Life sciences, along with other research fields, is becoming increasingly dependent on complex data. Never before has so much data been produced that may result in new, essential knowledge. The quantity of data, and its complexity, is growing exponentially. Partly in response to this trend, the Foundation, in collaboration with SciLifeLab and a WCMM program entitled Data-Driven Life Science (DDLS), has launched an initiative worth SEK 3.1 billion. The program’s goal is to build up broad expertise throughout Sweden to ensure that the future need for researchers in the field of data-driven life sciences, both in academia and in industry, is met. The research spans areas such as basic research for new drugs, spread of infection and infection biology, precision medicine and diagnostics, evolution and biodiversity, as well as cell and molecular biology.
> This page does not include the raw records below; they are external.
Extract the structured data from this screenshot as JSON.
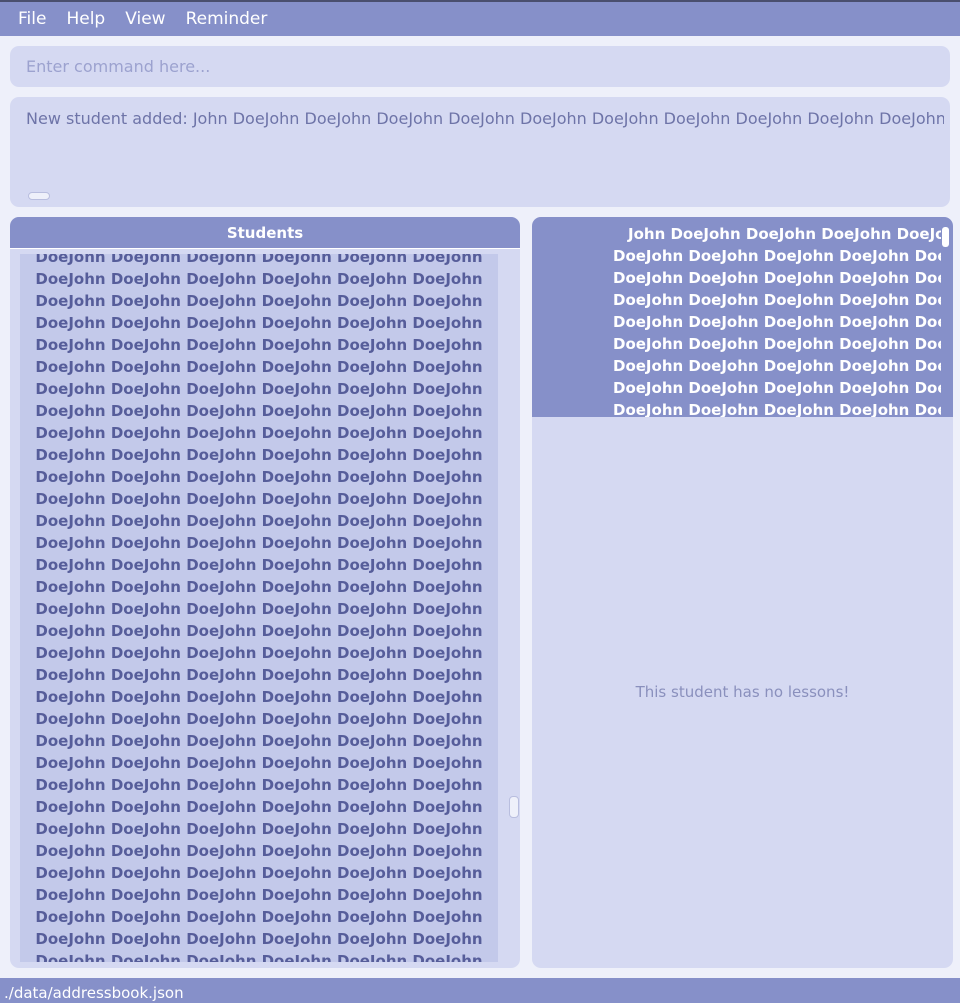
{
  "menu": {
    "items": [
      "File",
      "Help",
      "View",
      "Reminder"
    ]
  },
  "command": {
    "placeholder": "Enter command here..."
  },
  "result": {
    "text": "New student added: John DoeJohn DoeJohn DoeJohn DoeJohn DoeJohn DoeJohn DoeJohn DoeJohn DoeJohn DoeJohn D"
  },
  "students_panel": {
    "header": "Students",
    "line_text": "DoeJohn DoeJohn DoeJohn DoeJohn DoeJohn DoeJohn",
    "visible_line_count": 33
  },
  "detail_panel": {
    "first_line": "John DoeJohn DoeJohn DoeJohn DoeJohn",
    "other_line": "DoeJohn DoeJohn DoeJohn DoeJohn DoeJohn",
    "line_count": 9,
    "no_lessons_text": "This student has no lessons!"
  },
  "status_bar": {
    "path": "./data/addressbook.json"
  },
  "colors": {
    "accent": "#8690c9",
    "panel": "#d5d9f2",
    "list_background": "#c3c9ea",
    "page_background": "#eef0fa",
    "list_text": "#565d9a"
  }
}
The overall plan is to recruit 39 top international researchers, establish a graduate school for 260 PhD students/industrial PhD’s, and announce 90 postdoc positions, along with 45 in industry.

The program is building on the Foundation’s earlier life science initiatives, and form a clear contact surface with the expertise established in mathematics, data and AI under the WASP and WACQT programs.

The second initiative, representing an investment of SEK 300 million, was development of a supercomputer for AI and machine learning at Linköping University. The researchers who will primarily be working on the supercomputer are involved in the research programs funded by the Foundation.

A strategic approach for the benefit of Sweden

The by-laws of the Foundation laid down over a hundred years ago by Knut and Alice Wallenberg stipulate that it should promote scientific research and education conducted for the benefit of Sweden.

Knut and Alice Wallenberg Foundation has made numerous contributions to the process by which Sweden has become a leading life science nation. In total, the Foundation will have allocated just over SEK 6.2 billion to research in life sciences during the period 2015–2032. The Foundation has awarded grants for equipment, national infrastructure, along with project and individual grants, thereby playing a part in developments in this field for more than thirty years.

In the same way, the Foundation is contributing to the establishment and development of Sweden’s expertise in mathematics, data, AI and quantum technology, to the tune of SEK 6.1 billion between 2015 and 2029.

The Foundation’s initiatives during the period include recruitment of 250 new research teams to Sweden and education for more than 1,000 PhD students.